__Exercise goal__. The pictures do not go in the copy. Reproduce the rest of the entries exactly.

__Provided data__.
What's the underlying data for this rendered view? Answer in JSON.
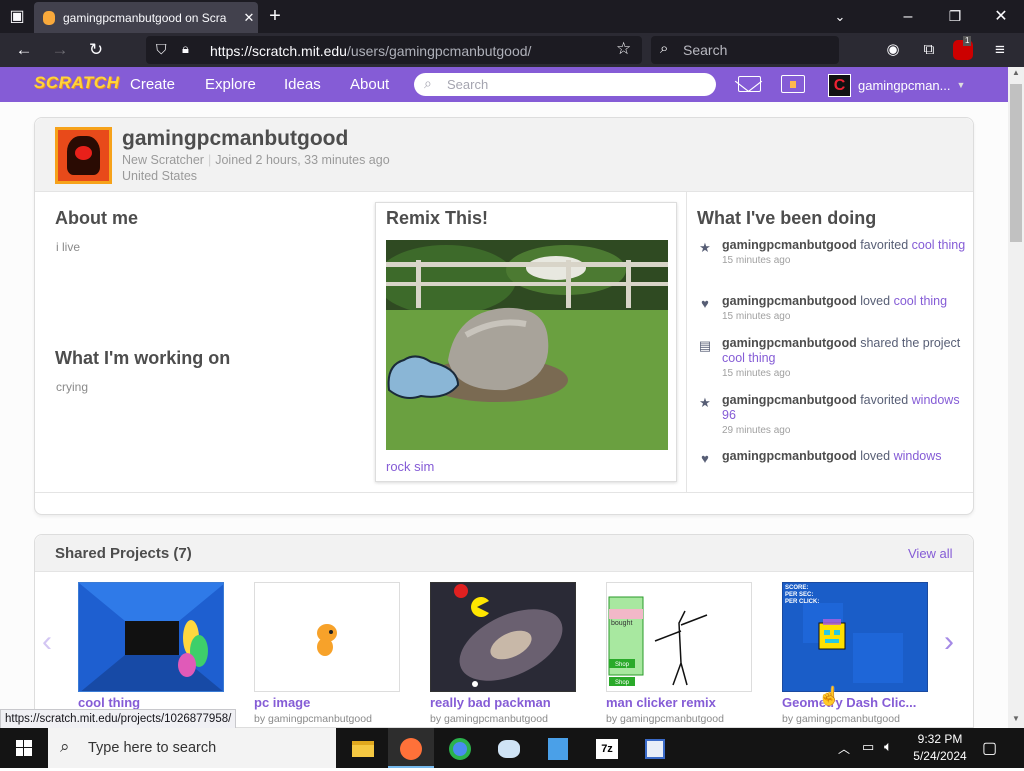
{
  "browser": {
    "tab_title": "gamingpcmanbutgood on Scra",
    "url_domain": "https://scratch.mit.edu",
    "url_path": "/users/gamingpcmanbutgood/",
    "search_placeholder": "Search",
    "ext_badge": "1"
  },
  "scratch_nav": {
    "logo": "SCRATCH",
    "items": [
      "Create",
      "Explore",
      "Ideas",
      "About"
    ],
    "search_placeholder": "Search",
    "user": "gamingpcman...",
    "avatar_letter": "C"
  },
  "profile": {
    "username": "gamingpcmanbutgood",
    "role": "New Scratcher",
    "joined": "Joined 2 hours, 33 minutes ago",
    "country": "United States",
    "about_heading": "About me",
    "about_text": "i live",
    "working_heading": "What I'm working on",
    "working_text": "crying",
    "remix_heading": "Remix This!",
    "remix_project": "rock sim",
    "activity_heading": "What I've been doing",
    "activity": [
      {
        "icon": "star-icon",
        "glyph": "★",
        "user": "gamingpcmanbutgood",
        "action": "favorited",
        "target": "cool thing",
        "time": "15 minutes ago"
      },
      {
        "icon": "heart-icon",
        "glyph": "♥",
        "user": "gamingpcmanbutgood",
        "action": "loved",
        "target": "cool thing",
        "time": "15 minutes ago"
      },
      {
        "icon": "share-icon",
        "glyph": "▤",
        "user": "gamingpcmanbutgood",
        "action": "shared the project",
        "target": "cool thing",
        "time": "15 minutes ago"
      },
      {
        "icon": "star-icon",
        "glyph": "★",
        "user": "gamingpcmanbutgood",
        "action": "favorited",
        "target": "windows 96",
        "time": "29 minutes ago"
      },
      {
        "icon": "heart-icon",
        "glyph": "♥",
        "user": "gamingpcmanbutgood",
        "action": "loved",
        "target": "windows",
        "time": ""
      }
    ]
  },
  "shared": {
    "title": "Shared Projects (7)",
    "view_all": "View all",
    "projects": [
      {
        "title": "cool thing",
        "by": ""
      },
      {
        "title": "pc image",
        "by": "by gamingpcmanbutgood"
      },
      {
        "title": "really bad packman",
        "by": "by gamingpcmanbutgood"
      },
      {
        "title": "man clicker remix",
        "by": "by gamingpcmanbutgood"
      },
      {
        "title": "Geometry Dash Clic...",
        "by": "by gamingpcmanbutgood"
      }
    ],
    "thumb_texts": {
      "clicker_bought": "bought",
      "clicker_shop": "Shop",
      "gd_score": "SCORE:",
      "gd_per_sec": "PER SEC:",
      "gd_per_click": "PER CLICK:"
    }
  },
  "status_url": "https://scratch.mit.edu/projects/1026877958/",
  "taskbar": {
    "search_placeholder": "Type here to search",
    "time": "9:32 PM",
    "date": "5/24/2024"
  },
  "colors": {
    "scratch_purple": "#855cd6",
    "browser_dark": "#1c1b22"
  }
}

__Your response__.
What's the underlying data for this rendered view? Answer in JSON.
{
  "browser": {
    "tab_title": "gamingpcmanbutgood on Scra",
    "url_domain": "https://scratch.mit.edu",
    "url_path": "/users/gamingpcmanbutgood/",
    "search_placeholder": "Search",
    "ext_badge": "1"
  },
  "scratch_nav": {
    "logo": "SCRATCH",
    "items": [
      "Create",
      "Explore",
      "Ideas",
      "About"
    ],
    "search_placeholder": "Search",
    "user": "gamingpcman...",
    "avatar_letter": "C"
  },
  "profile": {
    "username": "gamingpcmanbutgood",
    "role": "New Scratcher",
    "joined": "Joined 2 hours, 33 minutes ago",
    "country": "United States",
    "about_heading": "About me",
    "about_text": "i live",
    "working_heading": "What I'm working on",
    "working_text": "crying",
    "remix_heading": "Remix This!",
    "remix_project": "rock sim",
    "activity_heading": "What I've been doing",
    "activity": [
      {
        "icon": "star-icon",
        "glyph": "★",
        "user": "gamingpcmanbutgood",
        "action": "favorited",
        "target": "cool thing",
        "time": "15 minutes ago"
      },
      {
        "icon": "heart-icon",
        "glyph": "♥",
        "user": "gamingpcmanbutgood",
        "action": "loved",
        "target": "cool thing",
        "time": "15 minutes ago"
      },
      {
        "icon": "share-icon",
        "glyph": "▤",
        "user": "gamingpcmanbutgood",
        "action": "shared the project",
        "target": "cool thing",
        "time": "15 minutes ago"
      },
      {
        "icon": "star-icon",
        "glyph": "★",
        "user": "gamingpcmanbutgood",
        "action": "favorited",
        "target": "windows 96",
        "time": "29 minutes ago"
      },
      {
        "icon": "heart-icon",
        "glyph": "♥",
        "user": "gamingpcmanbutgood",
        "action": "loved",
        "target": "windows",
        "time": ""
      }
    ]
  },
  "shared": {
    "title": "Shared Projects (7)",
    "view_all": "View all",
    "projects": [
      {
        "title": "cool thing",
        "by": ""
      },
      {
        "title": "pc image",
        "by": "by gamingpcmanbutgood"
      },
      {
        "title": "really bad packman",
        "by": "by gamingpcmanbutgood"
      },
      {
        "title": "man clicker remix",
        "by": "by gamingpcmanbutgood"
      },
      {
        "title": "Geometry Dash Clic...",
        "by": "by gamingpcmanbutgood"
      }
    ],
    "thumb_texts": {
      "clicker_bought": "bought",
      "clicker_shop": "Shop",
      "gd_score": "SCORE:",
      "gd_per_sec": "PER SEC:",
      "gd_per_click": "PER CLICK:"
    }
  },
  "status_url": "https://scratch.mit.edu/projects/1026877958/",
  "taskbar": {
    "search_placeholder": "Type here to search",
    "time": "9:32 PM",
    "date": "5/24/2024"
  },
  "colors": {
    "scratch_purple": "#855cd6",
    "browser_dark": "#1c1b22"
  }
}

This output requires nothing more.